If you and others around you are going to grow in gospel fluency, you need consistent immersion in a gospel-speaking community.
This needs to be much more than a weekly gathering of the church where the gospel is preached (though it should include this). It also should be more than a weekly Bible study, small-group gathering, or missional-community meeting (though I also recommend these). Growth in gospel fluency requires regularly being with others who know and love Jesus, speak about him often, and commit together to regularly remind one another of the gospel when they forget.
From the very beginning of the story, the act of eating has played a very significant role in the worship and remembrance of who God is, what he has done, and who we are. God provided a great place for Adam and Eve to live, with all the food they needed. They regularly had the opportunity to remember God, his word, and his work, as well as who they were and what they were called to do. For them, every meal was a time to remember God’s abundant provision and express their worship of him alone.
When we eat, we see that our food looks good. Some meals look like a painting by Monet, others look like a Picasso, but they are all works of art. We can smell our food. Just think of all the wonderful aromas of the best meals you’ve had. Don’t you love them! And as you put your food in your mouth, there’s an explosion of sensations—sweet, sour, bitter, salty. It’s like a party in your mouth! And you don’t just taste your food, you feel it as well. There are so many textures to experience. And then you hear it as it crunches, or sloshes or slurps its way into your body (some people are annoyed at this part of eating). Through all of this, you are nourished and replenished, strengthened and rebuilt. God wants us to eat and remember—enjoy and worship him—and, at the same time, have our needs met by him.
Remember what he said to Adam and Eve: “Eat from any tree in the garden except the tree of the knowledge of good and evil. If you eat of that tree, you will surely die” (see Gen. 2:16–17). Every meal was an opportunity to remember, trust, and obey. Every meal was meant to be an act of remembrance and worship. But they didn’t remember, trust, and obey. They ate unto themselves. God designed them to trust in his ability to provide for them. Something outside of them was meant to take care of a deep need inside of them—and he would provide that something. They were not to look outside of his provision.

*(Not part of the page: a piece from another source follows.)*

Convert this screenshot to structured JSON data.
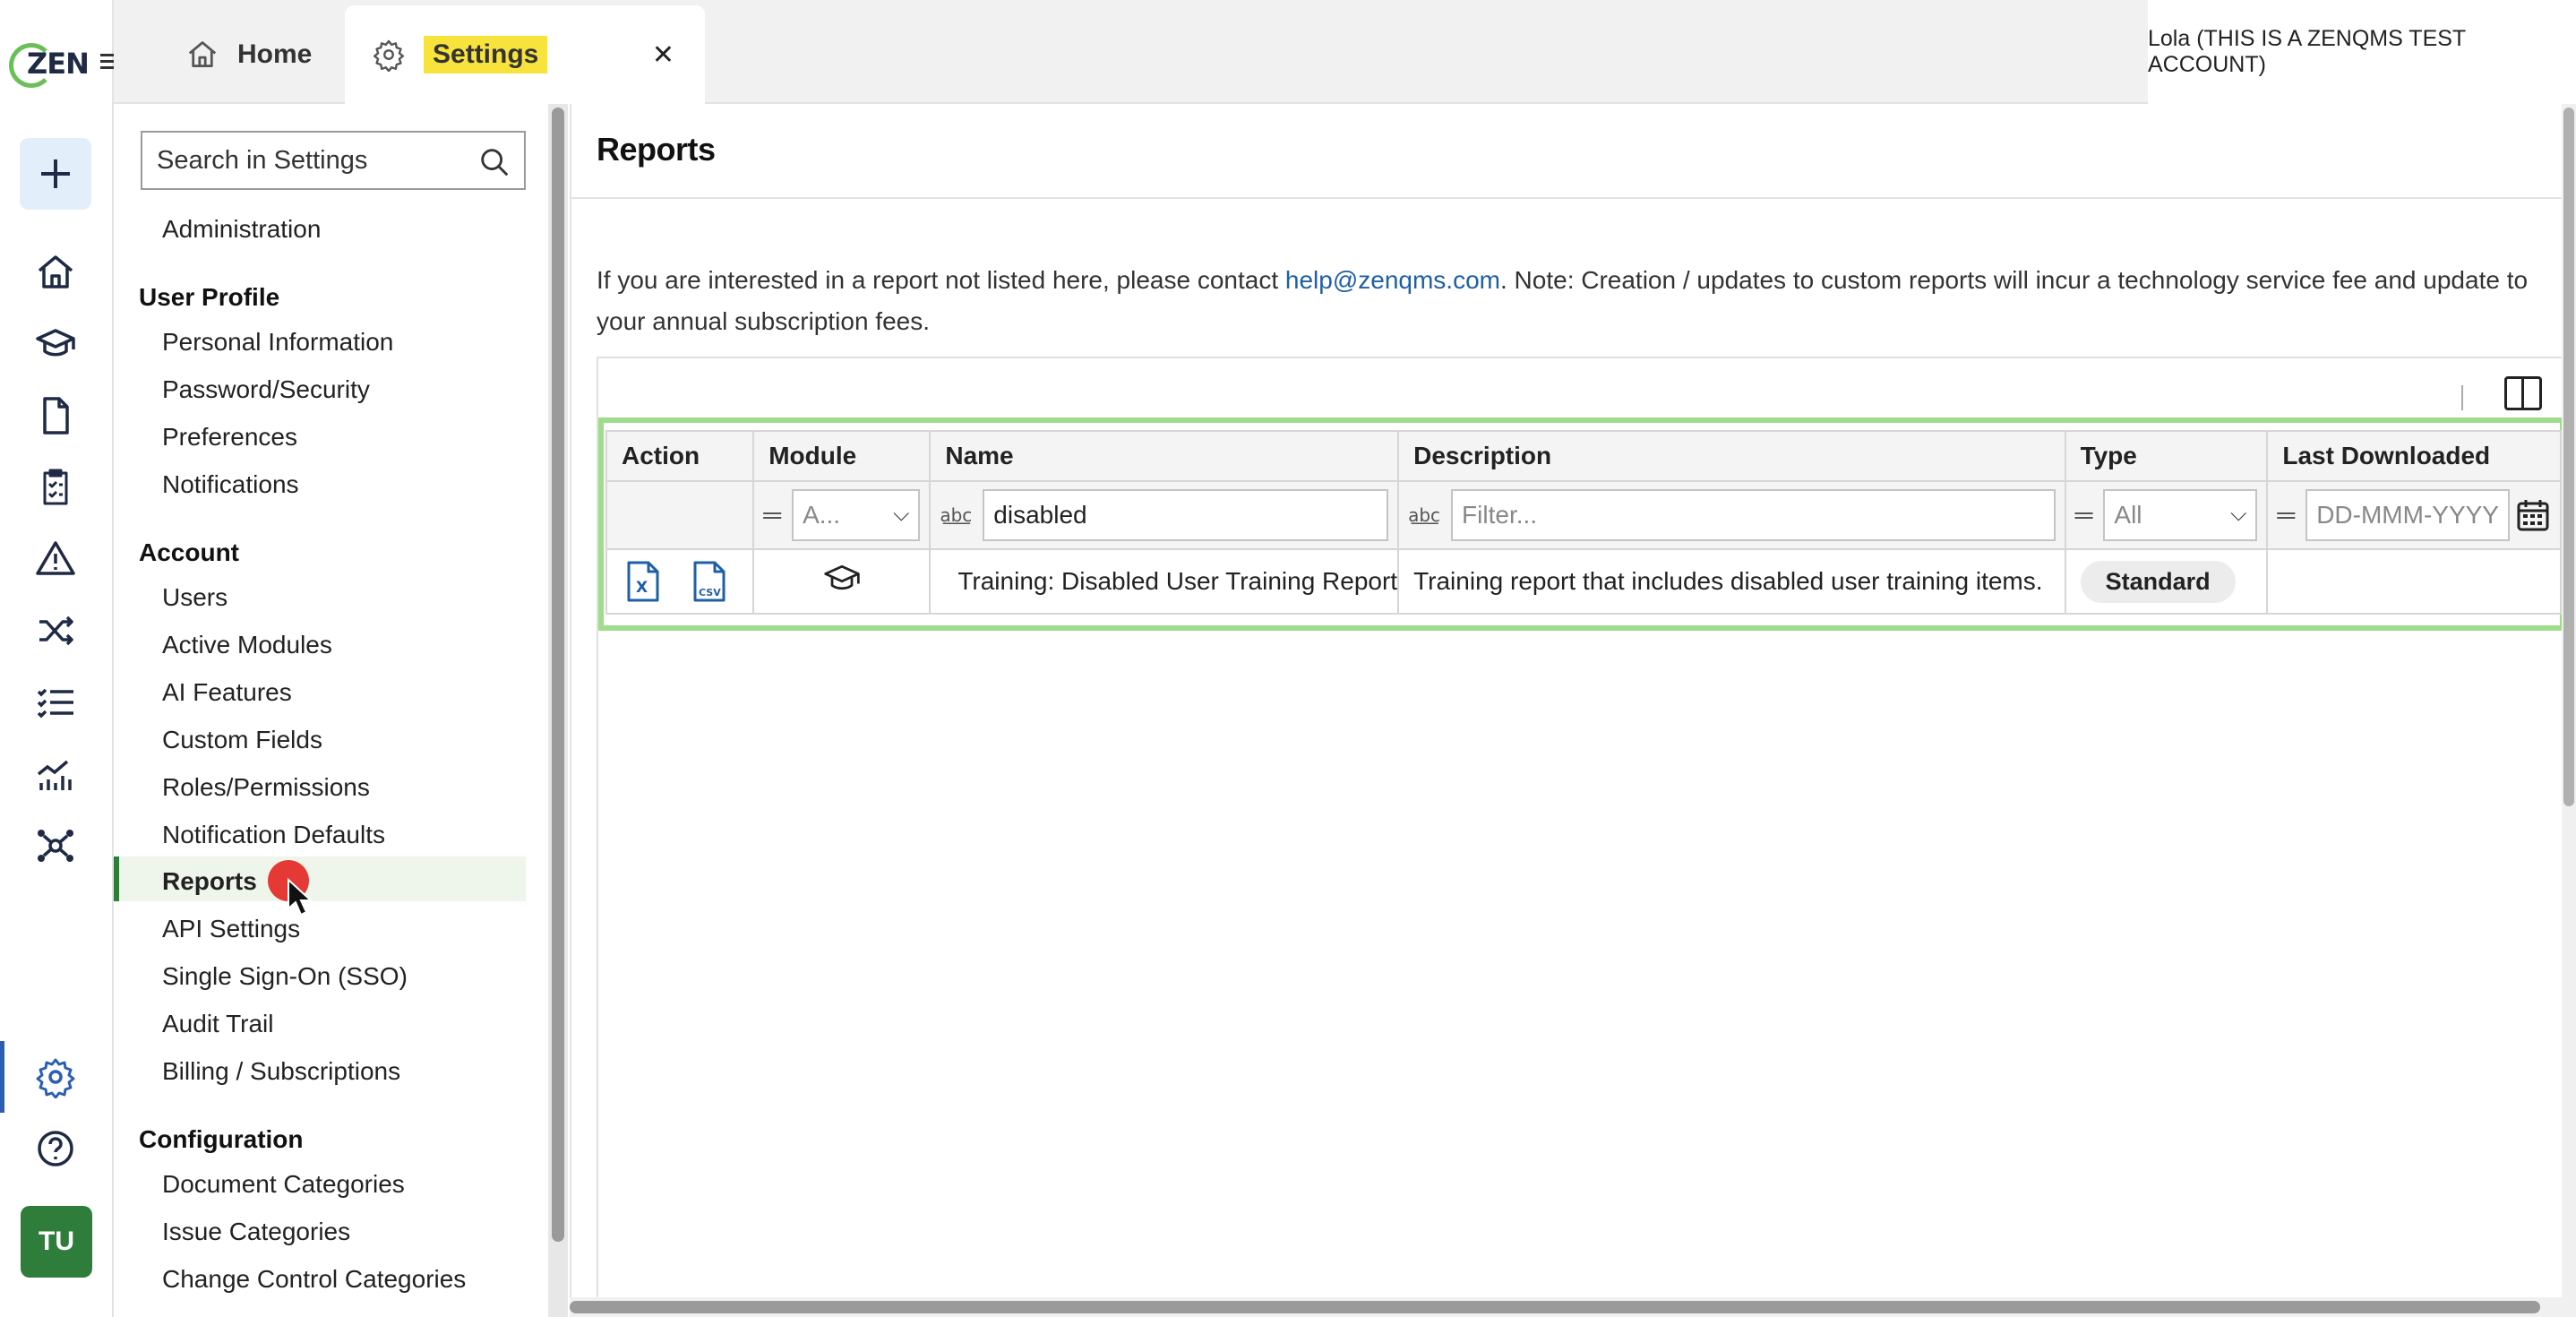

All of this was meant to point us toward God’s ultimate provision in Jesus. Eventually, Jesus came to be God’s ultimate provision for us. He is the bread of life that meets our deepest needs and satisfies our greatest longings. Every meal is meant to cause us to remember and worship Jesus.
What if you took time at every meal—even very simple ones—to give thanks to God, praying not just at the beginning, but throughout the meal? Our family is trying to use our evening mealtimes more intentionally. We are presently rehearsing the Ten Commandments and going through the gospel with each one of them. We also have given each night a theme to guide what we do together at the meal.
There is one meal specifically given by Jesus, to remember and proclaim the gospel—learn about that here. But for now, consider our normal, everyday meals: what if your friends, your family, your small group, or your missional community made it a point to make every single meal a remembrance and worship experience? What if you slowed down enough to remember Jesus at every meal? What if you savored every moment as an opportunity to praise God.
(Taken from Gospel Fluency by Jeff Vanderstelt, ©2017 Crossway.)